Pine Island has finished the planting for the year, and everything went very well! “We planted approximately 25 acres in May and about another 25 at the beginning of July,” says COO Bryan vonHahmann. “I think that’s going to be about what we currently planned for next year’s planting, as well.”
There are two methods of planting: conventional propagation, which means pressing mowed vines or prunings directly into the bogs to be established; and rooted cuttings, which means planting plants with roots already established. Pine Island has used both methods in the past, but mainly we’ve moved on to using rooted cuttings. Another concern with planting is implementing an irrigation program, both with ground water and sprinklers, that provides moisture for vine growth without causing excessive soil saturation, which can lead to favorable conditions for phytopthora, which in turn can lead to fruit or root rot. Pine Island uses both ditches and sprinklers for irrigation. During the early spring, after the winter flood is removed, irrigation is usually covered by our frost protection program. However, concerns for adequate soil moisture should not be forgotten during frost season. Several warm, sunny days without rain or frost irrigation can result in the need for irrigation. Checking the soil yourself is extremely important; tensiometers are good, but it’s important to learn the hands-on method, as well.
The process remains the same: rooted cuttings are taken from the cart and loaded onto the planter. Team members seated on the planter drop the vines into the carousel and then the vines are distributed into the pre-dug furrow. The planter is followed by other crew members, who make sure that the vines have been placed correctly. Running the planting operation is a true challenge: coordinating everything, getting the right plants at the right time with the right people, constantly adjusting the planters, and identifying problems and how to fix them.
“Planting went really well this year,” Bryan says. “We’re continuing to learn and finding some better ways to do things, as well as making adjustents to try next year.” For instance, instead of dropping the empty plant trays along the route and having someone come along to do clean-up, this year we built a basket for the front of the tractor so when the team done with the trays, they’re all in one place and at the end of the row the trays are removed, which saves the team some time.
Planned changes for next year include working on the irrigation installation. “We continue to struggle with the timing,” Bryan says. “We usually install the Webster valves ahead of time so we can pull them out, plant, and put them back in so we can water the new beds. But it’s inevitable that the planter hits some of them, so next year we’re going to try installing after we finish the planting. That’ll mean more people, though, so we’ll see.”

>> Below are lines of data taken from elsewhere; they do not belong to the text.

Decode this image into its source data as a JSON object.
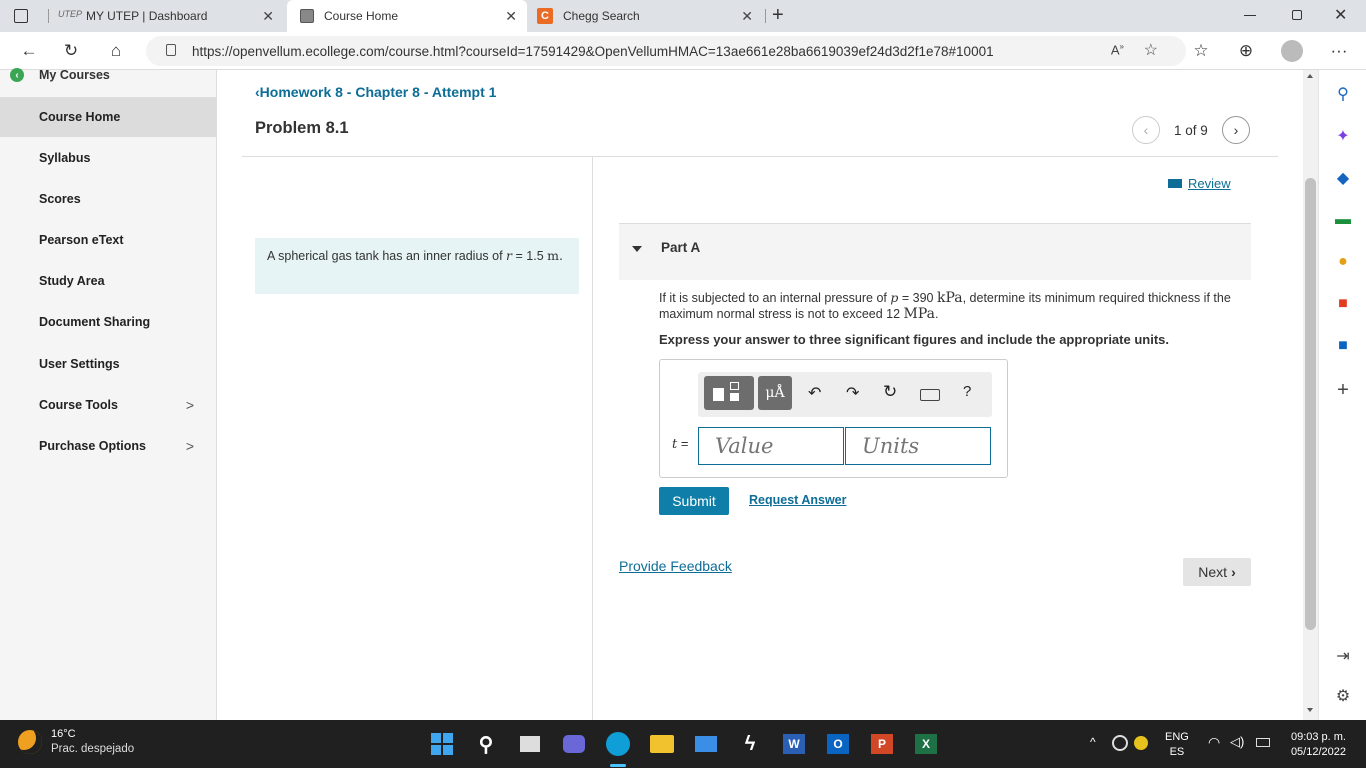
{
  "browser": {
    "tabs": [
      {
        "title": "MY UTEP | Dashboard",
        "favicon": "utep-logo-icon"
      },
      {
        "title": "Course Home",
        "favicon": "page-icon"
      },
      {
        "title": "Chegg Search",
        "favicon": "chegg-icon"
      }
    ],
    "url": "https://openvellum.ecollege.com/course.html?courseId=17591429&OpenVellumHMAC=13ae661e28ba6619039ef24d3d2f1e78#10001"
  },
  "sidebar": {
    "my_courses": "My Courses",
    "items": [
      {
        "label": "Course Home",
        "active": true
      },
      {
        "label": "Syllabus"
      },
      {
        "label": "Scores"
      },
      {
        "label": "Pearson eText"
      },
      {
        "label": "Study Area"
      },
      {
        "label": "Document Sharing"
      },
      {
        "label": "User Settings"
      },
      {
        "label": "Course Tools",
        "chevron": ">"
      },
      {
        "label": "Purchase Options",
        "chevron": ">"
      }
    ]
  },
  "header": {
    "back_link": "Homework 8 - Chapter 8 - Attempt 1",
    "problem_title": "Problem 8.1",
    "pager": "1 of 9"
  },
  "problem": {
    "statement_pre": "A spherical gas tank has an inner radius of",
    "statement_var": "r",
    "statement_eq": " = 1.5",
    "statement_unit": "m."
  },
  "review_label": "Review",
  "part": {
    "title": "Part A",
    "q_pre": "If it is subjected to an internal pressure of",
    "q_var": "p",
    "q_val": " = 390 ",
    "q_unit1": "kPa",
    "q_mid": ", determine its minimum required thickness if the maximum normal stress is not to exceed 12 ",
    "q_unit2": "MPa",
    "q_end": ".",
    "instruction": "Express your answer to three significant figures and include the appropriate units.",
    "answer_var": "t",
    "answer_eq": " =",
    "value_placeholder": "Value",
    "units_placeholder": "Units",
    "toolbar_units_label": "μÅ",
    "toolbar_help": "?",
    "submit": "Submit",
    "request_answer": "Request Answer"
  },
  "footer": {
    "feedback": "Provide Feedback",
    "next": "Next"
  },
  "taskbar": {
    "weather_temp": "16°C",
    "weather_desc": "Prac. despejado",
    "lang1": "ENG",
    "lang2": "ES",
    "time": "09:03 p. m.",
    "date": "05/12/2022"
  },
  "colors": {
    "accent": "#0d6d97",
    "problem_bg": "#e6f4f5",
    "submit_bg": "#0f7ea8",
    "taskbar_bg": "#202020"
  }
}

Other than that, he says, “it was pretty much steady as she goes! Matt Stiles normally manages the planting but this year he had Mike Scullion as a trainee. Going forward, Mike will probably be managing that team, which is a good thing.” The main drawback was the weather, but the team made adjustments as necessary. “It was really tough with the heat,” Bryan says. “We were getting 95 and 96 degree days, so we’d start at 5 and end at 2:30 to beat it a little, but that takes a toll on anyone!”